Try it = Report all lines in the records that hold the string "Chinese".

Extracted data entries =

++++++++

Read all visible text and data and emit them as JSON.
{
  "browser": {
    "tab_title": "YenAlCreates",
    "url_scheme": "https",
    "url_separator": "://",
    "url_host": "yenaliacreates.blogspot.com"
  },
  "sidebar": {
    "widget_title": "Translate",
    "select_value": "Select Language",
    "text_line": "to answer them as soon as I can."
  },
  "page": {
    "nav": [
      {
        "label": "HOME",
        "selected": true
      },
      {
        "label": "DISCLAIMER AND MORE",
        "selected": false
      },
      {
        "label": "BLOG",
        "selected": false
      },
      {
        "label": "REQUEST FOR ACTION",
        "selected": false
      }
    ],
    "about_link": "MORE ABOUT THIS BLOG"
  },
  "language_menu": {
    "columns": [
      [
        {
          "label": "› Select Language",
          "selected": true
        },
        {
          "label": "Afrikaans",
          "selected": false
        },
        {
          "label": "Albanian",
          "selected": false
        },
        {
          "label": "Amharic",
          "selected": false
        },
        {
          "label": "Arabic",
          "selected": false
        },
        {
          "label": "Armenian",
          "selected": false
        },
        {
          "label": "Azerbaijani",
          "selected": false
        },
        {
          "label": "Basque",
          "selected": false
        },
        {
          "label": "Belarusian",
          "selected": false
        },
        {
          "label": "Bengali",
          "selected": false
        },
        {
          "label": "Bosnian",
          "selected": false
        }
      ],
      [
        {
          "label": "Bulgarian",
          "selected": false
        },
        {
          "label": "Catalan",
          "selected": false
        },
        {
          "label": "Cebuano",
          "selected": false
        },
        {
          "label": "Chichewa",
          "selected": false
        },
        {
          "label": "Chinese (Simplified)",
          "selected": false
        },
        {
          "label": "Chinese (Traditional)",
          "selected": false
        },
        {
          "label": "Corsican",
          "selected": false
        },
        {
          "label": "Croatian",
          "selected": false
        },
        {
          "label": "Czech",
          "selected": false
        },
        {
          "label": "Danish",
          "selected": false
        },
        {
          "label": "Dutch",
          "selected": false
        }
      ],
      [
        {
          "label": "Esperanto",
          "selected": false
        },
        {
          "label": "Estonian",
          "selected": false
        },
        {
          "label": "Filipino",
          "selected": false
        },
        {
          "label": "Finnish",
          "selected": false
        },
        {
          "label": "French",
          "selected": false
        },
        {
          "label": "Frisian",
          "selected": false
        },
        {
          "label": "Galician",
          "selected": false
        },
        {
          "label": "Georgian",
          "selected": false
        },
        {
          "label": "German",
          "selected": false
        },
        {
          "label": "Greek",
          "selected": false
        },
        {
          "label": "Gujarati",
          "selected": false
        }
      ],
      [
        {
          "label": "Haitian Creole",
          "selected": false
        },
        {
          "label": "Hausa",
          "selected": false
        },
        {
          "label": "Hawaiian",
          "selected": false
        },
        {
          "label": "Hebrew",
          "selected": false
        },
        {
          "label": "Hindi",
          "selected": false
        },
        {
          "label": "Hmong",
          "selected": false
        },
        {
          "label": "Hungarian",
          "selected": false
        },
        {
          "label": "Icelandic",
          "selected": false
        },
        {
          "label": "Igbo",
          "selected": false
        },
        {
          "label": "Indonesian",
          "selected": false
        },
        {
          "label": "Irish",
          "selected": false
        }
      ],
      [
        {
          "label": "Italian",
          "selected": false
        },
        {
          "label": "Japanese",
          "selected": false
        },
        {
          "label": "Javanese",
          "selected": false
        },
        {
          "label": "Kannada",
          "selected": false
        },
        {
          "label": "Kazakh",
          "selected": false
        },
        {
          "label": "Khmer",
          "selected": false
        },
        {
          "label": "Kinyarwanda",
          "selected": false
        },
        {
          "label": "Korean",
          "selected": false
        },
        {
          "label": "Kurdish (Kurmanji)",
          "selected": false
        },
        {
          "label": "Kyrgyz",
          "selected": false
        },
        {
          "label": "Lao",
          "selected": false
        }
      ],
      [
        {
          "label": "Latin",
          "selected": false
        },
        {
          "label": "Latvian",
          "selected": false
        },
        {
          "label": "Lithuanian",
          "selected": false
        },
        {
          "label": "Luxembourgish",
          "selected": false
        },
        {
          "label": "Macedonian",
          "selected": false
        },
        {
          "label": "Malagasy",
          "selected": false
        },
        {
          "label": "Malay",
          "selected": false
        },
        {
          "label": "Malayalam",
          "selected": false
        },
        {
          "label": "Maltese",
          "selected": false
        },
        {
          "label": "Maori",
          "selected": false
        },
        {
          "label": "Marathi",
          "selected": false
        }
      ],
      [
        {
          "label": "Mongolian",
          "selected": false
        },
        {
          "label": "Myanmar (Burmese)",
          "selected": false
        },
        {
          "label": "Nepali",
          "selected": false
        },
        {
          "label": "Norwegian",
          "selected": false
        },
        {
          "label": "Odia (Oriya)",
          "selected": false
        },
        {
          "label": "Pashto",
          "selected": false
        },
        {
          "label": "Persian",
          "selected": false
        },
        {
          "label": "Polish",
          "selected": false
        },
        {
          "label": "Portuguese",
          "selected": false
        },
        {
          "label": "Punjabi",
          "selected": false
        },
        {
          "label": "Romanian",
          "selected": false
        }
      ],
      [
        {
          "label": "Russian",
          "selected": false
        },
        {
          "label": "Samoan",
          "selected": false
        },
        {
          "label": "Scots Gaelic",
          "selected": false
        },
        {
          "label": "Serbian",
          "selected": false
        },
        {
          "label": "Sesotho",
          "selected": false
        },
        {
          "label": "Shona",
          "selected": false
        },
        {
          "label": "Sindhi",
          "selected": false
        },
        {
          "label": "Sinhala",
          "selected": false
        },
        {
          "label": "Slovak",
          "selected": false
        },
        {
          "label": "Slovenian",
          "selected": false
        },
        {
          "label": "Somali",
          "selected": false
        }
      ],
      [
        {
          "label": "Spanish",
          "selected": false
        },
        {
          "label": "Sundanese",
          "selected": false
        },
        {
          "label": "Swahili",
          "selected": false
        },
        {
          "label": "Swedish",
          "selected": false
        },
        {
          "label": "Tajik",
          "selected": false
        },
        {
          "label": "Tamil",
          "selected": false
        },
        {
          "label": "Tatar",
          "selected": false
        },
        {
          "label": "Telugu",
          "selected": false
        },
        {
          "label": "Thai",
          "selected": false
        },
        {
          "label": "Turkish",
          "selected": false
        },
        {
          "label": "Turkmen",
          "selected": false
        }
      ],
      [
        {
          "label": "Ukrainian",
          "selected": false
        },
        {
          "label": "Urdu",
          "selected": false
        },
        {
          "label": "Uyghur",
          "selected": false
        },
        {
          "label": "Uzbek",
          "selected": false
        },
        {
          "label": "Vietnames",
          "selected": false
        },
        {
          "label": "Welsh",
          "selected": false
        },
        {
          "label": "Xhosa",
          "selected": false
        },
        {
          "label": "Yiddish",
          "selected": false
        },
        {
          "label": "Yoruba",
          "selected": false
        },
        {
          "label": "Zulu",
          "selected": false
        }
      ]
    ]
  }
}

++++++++

Response =
          "label": "Chinese (Simplified)",
          "label": "Chinese (Traditional)",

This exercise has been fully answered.